FINE HYDROCAL CASTINGS AND KITS by C. C. CROW
I can't believe it has been TWENTY-FIVE YEARS since I began my
adventure in Hydrocal modeling. I guess we should celebrate that. Okay, let's
build some new structure kits! I wish it were that easy. I've only been working
on my current kit for two years! Of course, it is the Durnago Roundhouse in 1/4"
so I guess it's okay to take a while.
In the fall of 1983 I was fooling around with some Hydrocal,
trying create scale masonry. My first attempts were rather crude however I kept
at it. My first attempts were something like a drunk mason would do with much

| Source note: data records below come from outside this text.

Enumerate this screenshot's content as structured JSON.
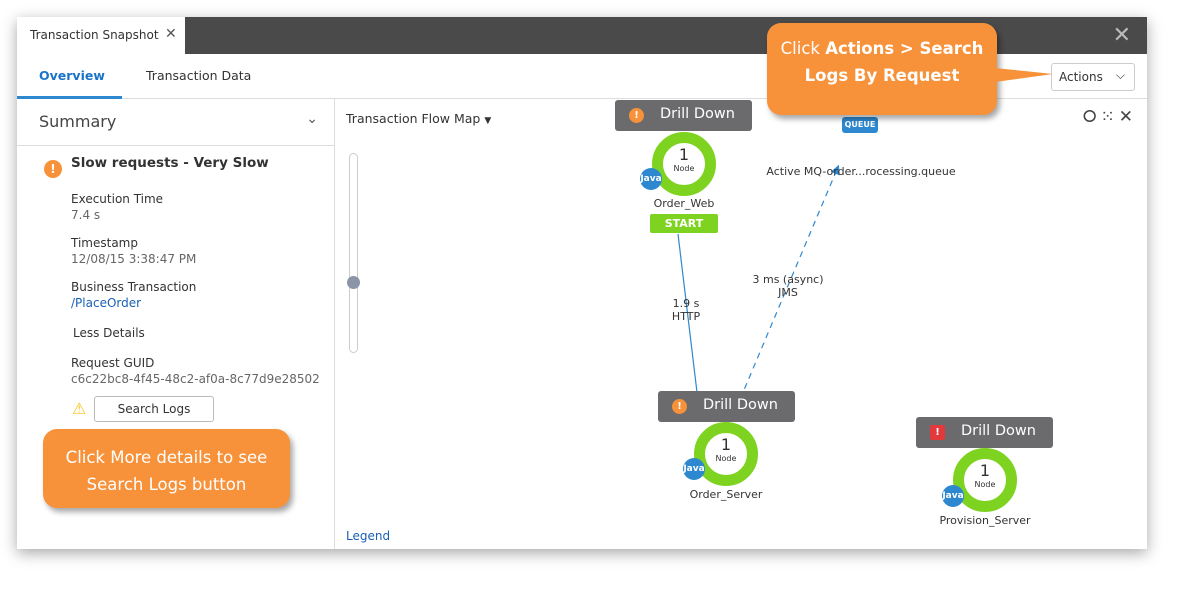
{
  "window": {
    "tab_title": "Transaction Snapshot",
    "tab_close": "✕",
    "close": "✕"
  },
  "subtabs": [
    {
      "label": "Overview",
      "active": true
    },
    {
      "label": "Transaction Data",
      "active": false
    }
  ],
  "actions": {
    "label": "Actions",
    "chevron": "⌵"
  },
  "summary": {
    "title": "Summary",
    "chevron": "⌄",
    "alert": "Slow requests - Very Slow",
    "fields": [
      {
        "label": "Execution Time",
        "value": "7.4 s"
      },
      {
        "label": "Timestamp",
        "value": "12/08/15 3:38:47 PM"
      },
      {
        "label": "Business Transaction",
        "value": "/PlaceOrder"
      }
    ],
    "less_details": "Less Details",
    "guid_label": "Request GUID",
    "guid": "c6c22bc8-4f45-48c2-af0a-8c77d9e28502",
    "search_logs": "Search Logs"
  },
  "callouts": {
    "actions_pre": "Click ",
    "actions_bold1": "Actions > Search",
    "actions_bold2": "Logs By Request",
    "details": "Click More details to see Search Logs button"
  },
  "map": {
    "title": "Transaction Flow Map",
    "legend": "Legend",
    "nodes": [
      {
        "name": "Order_Web",
        "count": "1",
        "unit": "Node",
        "badge": "Java",
        "drill": "Drill Down",
        "status": "warning",
        "start": "START"
      },
      {
        "name": "Order_Server",
        "count": "1",
        "unit": "Node",
        "badge": "Java",
        "drill": "Drill Down",
        "status": "warning"
      },
      {
        "name": "Provision_Server",
        "count": "1",
        "unit": "Node",
        "badge": "Java",
        "drill": "Drill Down",
        "status": "error"
      }
    ],
    "queue": {
      "badge": "QUEUE",
      "name": "Active MQ-order...rocessing.queue"
    },
    "edges": [
      {
        "time": "1.9 s",
        "type": "HTTP"
      },
      {
        "time": "3 ms (async)",
        "type": "JMS"
      }
    ]
  },
  "colors": {
    "accent": "#2d88d0",
    "callout": "#f7923a",
    "ring": "#7ed321",
    "warning": "#f7923a",
    "error": "#e2393d"
  }
}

over-sized warped cinderblocks. I learned to employ precise control, sort of like
three dimensional drafting, only you cannot erase. I must mention an article on

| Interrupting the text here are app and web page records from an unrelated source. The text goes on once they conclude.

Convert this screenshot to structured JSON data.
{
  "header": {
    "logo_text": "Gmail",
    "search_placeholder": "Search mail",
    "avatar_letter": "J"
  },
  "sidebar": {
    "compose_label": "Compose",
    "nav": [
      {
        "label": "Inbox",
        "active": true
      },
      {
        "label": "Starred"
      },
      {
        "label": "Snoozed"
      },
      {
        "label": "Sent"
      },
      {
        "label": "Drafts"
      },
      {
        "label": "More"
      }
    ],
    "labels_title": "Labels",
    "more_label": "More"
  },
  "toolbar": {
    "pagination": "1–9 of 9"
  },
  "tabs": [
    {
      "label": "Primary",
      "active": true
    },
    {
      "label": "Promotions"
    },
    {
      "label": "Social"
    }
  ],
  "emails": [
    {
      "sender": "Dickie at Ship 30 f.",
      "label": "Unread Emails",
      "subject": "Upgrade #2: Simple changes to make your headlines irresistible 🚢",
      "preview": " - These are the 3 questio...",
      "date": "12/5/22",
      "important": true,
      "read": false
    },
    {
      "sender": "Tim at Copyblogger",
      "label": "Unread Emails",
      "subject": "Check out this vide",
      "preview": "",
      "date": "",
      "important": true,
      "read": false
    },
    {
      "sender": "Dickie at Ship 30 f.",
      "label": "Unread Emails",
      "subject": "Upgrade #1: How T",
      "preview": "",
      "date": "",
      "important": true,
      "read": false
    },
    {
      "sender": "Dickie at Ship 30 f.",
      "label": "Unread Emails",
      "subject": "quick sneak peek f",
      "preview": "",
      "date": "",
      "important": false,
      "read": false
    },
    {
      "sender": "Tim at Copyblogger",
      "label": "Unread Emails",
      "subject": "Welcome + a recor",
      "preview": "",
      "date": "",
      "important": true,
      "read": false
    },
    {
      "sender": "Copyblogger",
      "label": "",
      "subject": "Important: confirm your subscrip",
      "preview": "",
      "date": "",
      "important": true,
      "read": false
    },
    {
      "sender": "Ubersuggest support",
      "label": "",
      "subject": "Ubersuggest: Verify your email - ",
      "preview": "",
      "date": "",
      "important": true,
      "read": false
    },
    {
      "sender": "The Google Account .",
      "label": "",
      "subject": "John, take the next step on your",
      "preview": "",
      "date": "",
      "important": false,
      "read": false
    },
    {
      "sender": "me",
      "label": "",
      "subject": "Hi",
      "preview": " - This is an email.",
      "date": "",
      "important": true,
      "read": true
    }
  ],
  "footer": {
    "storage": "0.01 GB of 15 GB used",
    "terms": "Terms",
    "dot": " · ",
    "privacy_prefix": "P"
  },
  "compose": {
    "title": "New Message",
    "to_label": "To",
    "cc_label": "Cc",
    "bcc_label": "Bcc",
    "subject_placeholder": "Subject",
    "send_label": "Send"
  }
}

masonry and stonework techiques by Jack Work in the charter issue of Mainline
Modeler magazine with its description of silicone rubber mold making was

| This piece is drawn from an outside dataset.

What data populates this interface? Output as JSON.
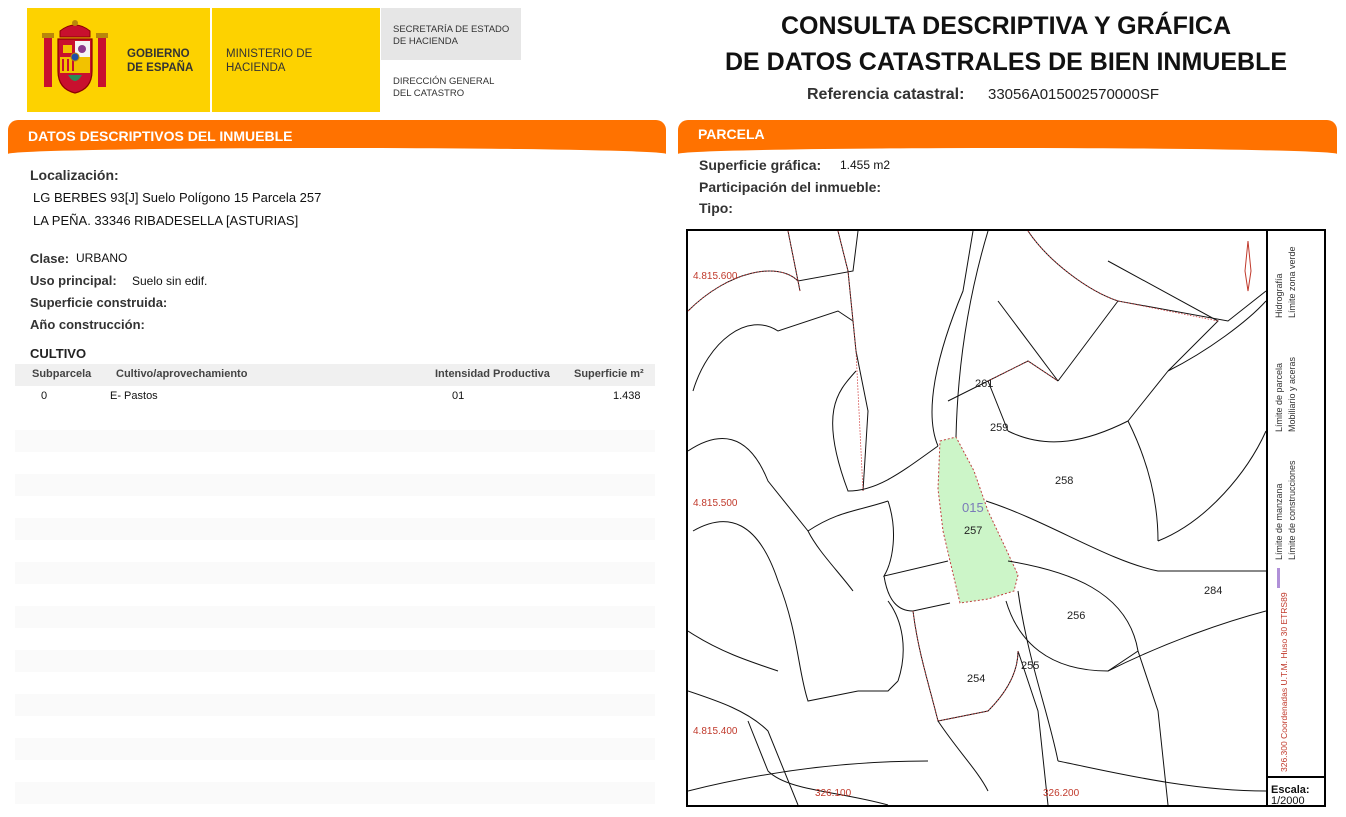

very useful to me, as was another around the same time by Harry Brunk published
in The Narrow Gauge Gazette. The ability to easily reproduce my hard work was a
key element not only in my commercal effort but my personal modeling as well. It
took something precious that dare not mess up and made it simple and common, easily
replaceable- allowing me to do whatever I wanted to it. Paint it, chop it up, try
new stuff, experiment, learn WOW, this stuff is great!
During the Christmas holiday it all came together and I
created the masters for the Great Northern Passenger Depot. Around the
same time I designed the Old Virginal Horse Barn. It was calling Kit No. 1 and
I was thinking of calling my new business The Blue Lake Line (named for a
fictious layout I had drawn up but never built). There was even a BLL No. 2 scribed
on the bottom of the passenger depot's bay window casting if you look close.
I continued fooling around with Hydrocal, and created several
additional patterns including The Blackhawk Boiler and Sheet Ironworks, which
was the model I was originally trying to accomplish. I never released it as
a kit because I took great liberties with the prototype and others released it as a
kit, but I was pleased with what I could accomplish with Hydrocal.
Next came the 40 ft. Stone Arch Bridge. It was influenced by
John Allen's orignal stone viaduct that he built for his famous Gorre & Daphetid
Railroad. I think John built his out of cardstock and embossed paper. I simply took
it a step further and made castings- so mine can be built as high and as long as you like.
Those aside The Safety Hook & Ladder Co. Firehouse model was my
first successful Hydrocal model. Actually, I hand-scribed the original on a
single hollow block of fresh cast Hydrocal. It's definately one of a kind. Later on
I retooled it out of my Standard Common Brick- fine (SCB-M) stock panels for the
kit offered here.
And that's the story of my original Classic kits. Click
on the links below to find out further details on each kit.
HO SCALE KITS by C. C. CROW
ON-LINE HOW TO CLINICS
HOW TO CLINICS
Here are a bunch of my on-line how to work with Hydrocal mini-clinics.
Each kit includes specific instructions of course- and there are lots of ways
to do things, but here are my thoughts, tips and techniques.
My traditional techniques for coloring and mortaring brick.
With a little practice you can color realistic stone walls too. Here's how I do it.
What are we going to do now that Testors/Floquil has dropped their Flo-Stains?
Standard Common Brick- fine
If you like to scratch-build or just want to practice before you do, check out my
stock castings. These are the same building blocks I use to create my kits.